“Ys, dose children will arrive in Saudi alive, den, depend on de demand, dey will harvest de part from den. Fresh, no damage, more money for all of them.” (243)

Abani raises the question, “how does violence influence a child’s future?” Elvis is inevitably affected, perhaps scarred. How will he mature? What will his sense of reality be? Violence is an extremity of reality, and distorts the direction of his compass.

Inside the Bird Cage

Helmer “Is that my little lark twittering out there?”

Nora “Yes it is!”

Helmer “Is it my little squirrel bustling about?”

Nora “Yes!”

Helmer “When did my squirrel come home?”

Nora “Just now. Come in here, Torvald, and see what I have bought.”

Helmer “Don’t disturb me. Bought, did you say? All these things?  Has my little spendthrift been wasting money again?” (pg.1-2)

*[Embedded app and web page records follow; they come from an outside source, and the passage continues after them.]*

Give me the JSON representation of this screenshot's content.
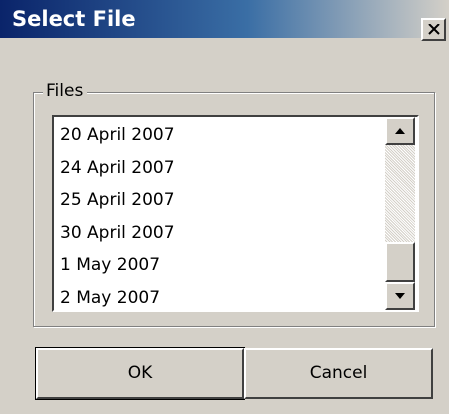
{
  "window": {
    "title": "Select File"
  },
  "group": {
    "label": "Files"
  },
  "files": [
    "20 April 2007",
    "24 April 2007",
    "25 April 2007",
    "30 April 2007",
    "1 May 2007",
    "2 May 2007"
  ],
  "buttons": {
    "ok": "OK",
    "cancel": "Cancel"
  },
  "icons": {
    "close": "close-icon",
    "scroll_up": "arrow-up-icon",
    "scroll_down": "arrow-down-icon"
  }
}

The conversationbetween Nora and Torvald at the beginning of Henrik Ibsen’s A Doll’s House is seemingly comedic. The way Torvald calls his wife a “squirrel” is not any different from 21st century couples calling each other “baby,” or “honey-booboo”. They are playful, in love, and it is adorable.

The reader then discovers that this quirk is more than just a joke. It is, in fact, a tactic played by Torvald to maintain the dominant position in his relationship with Nora. He calls his wife by these demeaning names in order to mold her into an obedient child. The way Nora asking for money instead of a Christmas gift is comparable to a dog begging for a treat from its master. Another example is the frequency which Torvald refers to Nora’s late father, who was apparently a “spendthrift”. Torvald guilting Nora is similar to a parent disciplining their child.

Torvald’s insistance on maintaining his upper-hand obviously derives from the historical context of when the play was written. In late 19th century, women had just been permitted to open their bank accounts. The social crevasse between men and women had just begun to move closer together, and not all of society was enthusiastic about such a change. During the argument between Torvald and Nora on Krogstad’s dismissal, Torvald mentions that he does not want his staff to think that he is “a man to be swayed by all sorts of outside influence” (35). It is evident that there are reasons originating from societal expectations to defend the male-supremacy quota.

However,  the reader also discovers that Nora is faced with a destiny that will strip her of the comfort that the social inequality has provided for her. Evidently, Nora has actually enjoyed being babied and nourished inside the bird cage. When she is forced out of her cage, she will realize the injustice she has been kept in for so long, and  possibly allude to the rise of Feminism.


Rubber wheels hurrying across the avenue
Late night scavengers on Bay State Road
Why yes,
“We are the 99%”

All of the people
All of the drumming
And still,
I can dream loudly